_Provided entries_
━━━━━━━━━━

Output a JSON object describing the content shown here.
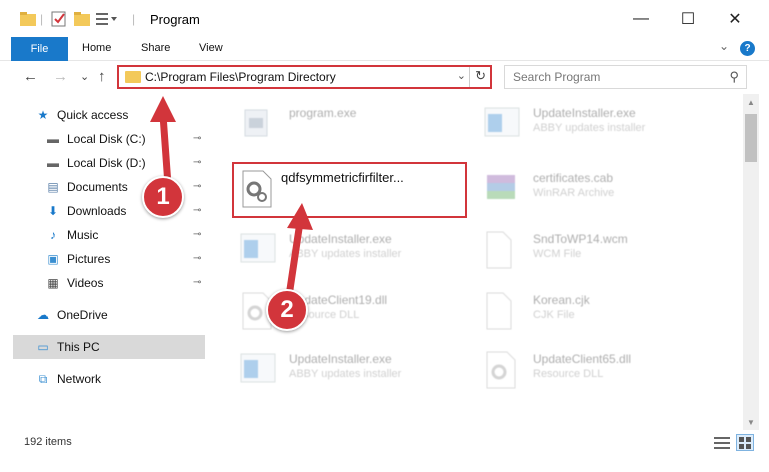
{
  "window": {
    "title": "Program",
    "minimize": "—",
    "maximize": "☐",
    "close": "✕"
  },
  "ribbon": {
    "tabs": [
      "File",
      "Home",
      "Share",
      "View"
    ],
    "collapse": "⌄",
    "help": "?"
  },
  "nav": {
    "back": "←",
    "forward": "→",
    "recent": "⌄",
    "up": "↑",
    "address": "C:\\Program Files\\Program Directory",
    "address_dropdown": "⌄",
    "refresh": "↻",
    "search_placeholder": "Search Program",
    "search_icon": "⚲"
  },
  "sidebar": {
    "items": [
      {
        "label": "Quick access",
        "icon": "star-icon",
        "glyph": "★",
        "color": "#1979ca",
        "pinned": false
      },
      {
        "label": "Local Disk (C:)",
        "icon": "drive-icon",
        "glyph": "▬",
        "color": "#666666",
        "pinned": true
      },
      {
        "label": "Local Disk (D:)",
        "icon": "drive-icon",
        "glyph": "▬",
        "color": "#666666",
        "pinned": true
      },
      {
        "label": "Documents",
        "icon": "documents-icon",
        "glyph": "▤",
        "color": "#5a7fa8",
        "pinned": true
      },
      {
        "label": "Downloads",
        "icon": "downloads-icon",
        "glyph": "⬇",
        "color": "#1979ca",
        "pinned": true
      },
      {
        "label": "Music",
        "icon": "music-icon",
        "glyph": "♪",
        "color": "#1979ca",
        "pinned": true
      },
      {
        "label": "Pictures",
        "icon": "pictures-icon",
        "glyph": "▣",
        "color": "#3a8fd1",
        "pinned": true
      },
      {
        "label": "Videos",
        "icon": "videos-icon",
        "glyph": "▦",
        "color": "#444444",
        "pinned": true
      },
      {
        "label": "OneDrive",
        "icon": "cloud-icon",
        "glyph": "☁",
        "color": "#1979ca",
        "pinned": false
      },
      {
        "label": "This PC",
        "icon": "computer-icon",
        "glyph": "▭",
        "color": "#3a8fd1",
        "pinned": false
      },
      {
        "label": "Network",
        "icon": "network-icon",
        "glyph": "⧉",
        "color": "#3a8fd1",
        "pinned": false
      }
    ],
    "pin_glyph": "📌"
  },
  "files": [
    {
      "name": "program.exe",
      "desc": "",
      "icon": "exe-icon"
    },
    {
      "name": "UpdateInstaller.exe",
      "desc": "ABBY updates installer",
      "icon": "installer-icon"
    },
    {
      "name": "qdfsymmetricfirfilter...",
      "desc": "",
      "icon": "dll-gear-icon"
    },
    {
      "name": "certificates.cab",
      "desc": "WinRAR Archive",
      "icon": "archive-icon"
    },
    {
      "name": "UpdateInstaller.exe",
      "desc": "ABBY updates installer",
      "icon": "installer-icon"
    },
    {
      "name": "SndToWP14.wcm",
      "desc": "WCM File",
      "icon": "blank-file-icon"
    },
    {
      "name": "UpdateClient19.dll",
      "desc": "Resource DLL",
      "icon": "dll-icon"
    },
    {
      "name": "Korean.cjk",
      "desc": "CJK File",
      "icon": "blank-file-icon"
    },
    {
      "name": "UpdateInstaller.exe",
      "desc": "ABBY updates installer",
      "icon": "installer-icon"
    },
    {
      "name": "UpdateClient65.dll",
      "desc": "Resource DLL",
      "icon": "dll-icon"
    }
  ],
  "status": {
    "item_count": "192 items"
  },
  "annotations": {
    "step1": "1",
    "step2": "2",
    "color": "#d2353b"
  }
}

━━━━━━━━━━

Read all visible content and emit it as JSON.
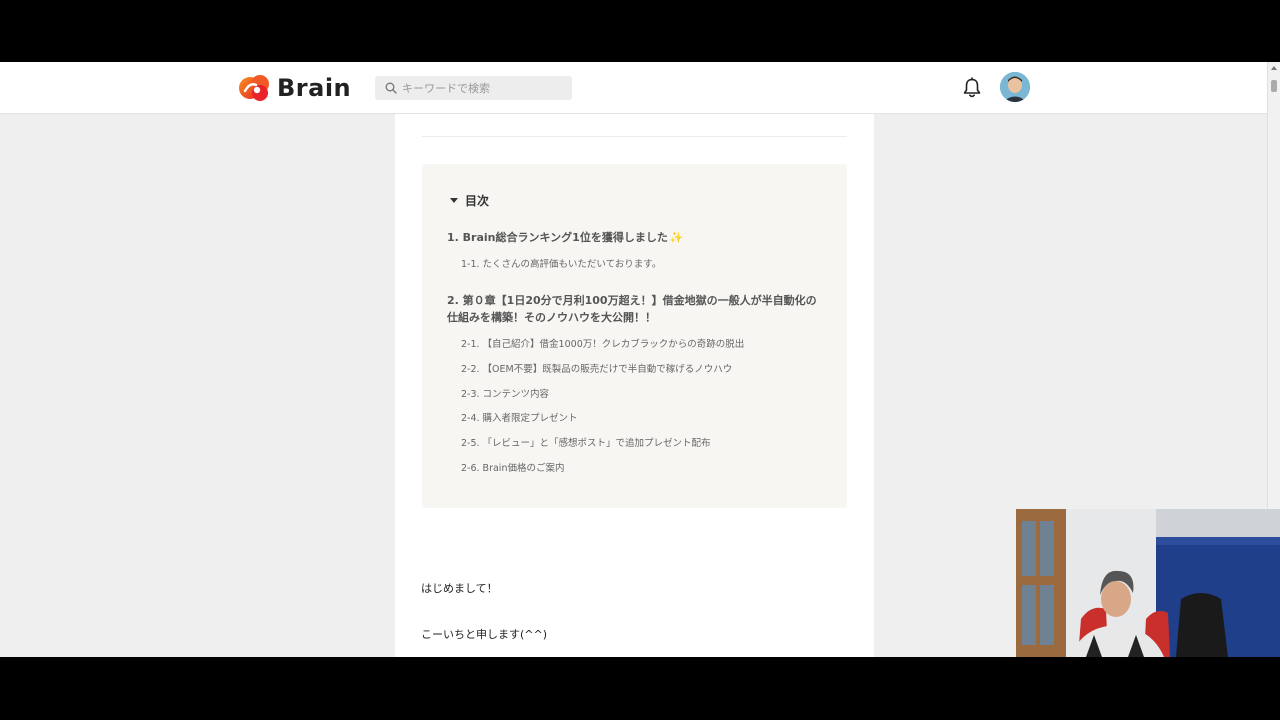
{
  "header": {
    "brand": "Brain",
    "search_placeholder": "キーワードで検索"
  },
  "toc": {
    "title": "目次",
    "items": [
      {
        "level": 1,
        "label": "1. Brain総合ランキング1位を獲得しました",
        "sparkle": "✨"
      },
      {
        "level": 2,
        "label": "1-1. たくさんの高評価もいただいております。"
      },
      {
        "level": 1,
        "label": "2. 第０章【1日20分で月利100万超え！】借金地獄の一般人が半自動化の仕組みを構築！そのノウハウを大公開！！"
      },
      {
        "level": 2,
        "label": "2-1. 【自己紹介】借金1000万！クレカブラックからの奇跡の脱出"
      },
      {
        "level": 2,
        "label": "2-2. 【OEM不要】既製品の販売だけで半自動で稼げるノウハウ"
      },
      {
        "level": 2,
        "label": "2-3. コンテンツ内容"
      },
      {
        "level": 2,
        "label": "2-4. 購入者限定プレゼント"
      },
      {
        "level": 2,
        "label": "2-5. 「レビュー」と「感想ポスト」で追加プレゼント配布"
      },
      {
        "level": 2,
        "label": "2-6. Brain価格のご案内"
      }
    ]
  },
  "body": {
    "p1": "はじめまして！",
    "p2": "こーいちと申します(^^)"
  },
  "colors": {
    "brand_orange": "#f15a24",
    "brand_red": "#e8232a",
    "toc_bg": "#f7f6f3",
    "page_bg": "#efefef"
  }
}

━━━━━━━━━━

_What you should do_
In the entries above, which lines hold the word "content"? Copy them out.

_Written response_
Output a JSON object describing the content shown here.
Read all visible content and emit it as JSON.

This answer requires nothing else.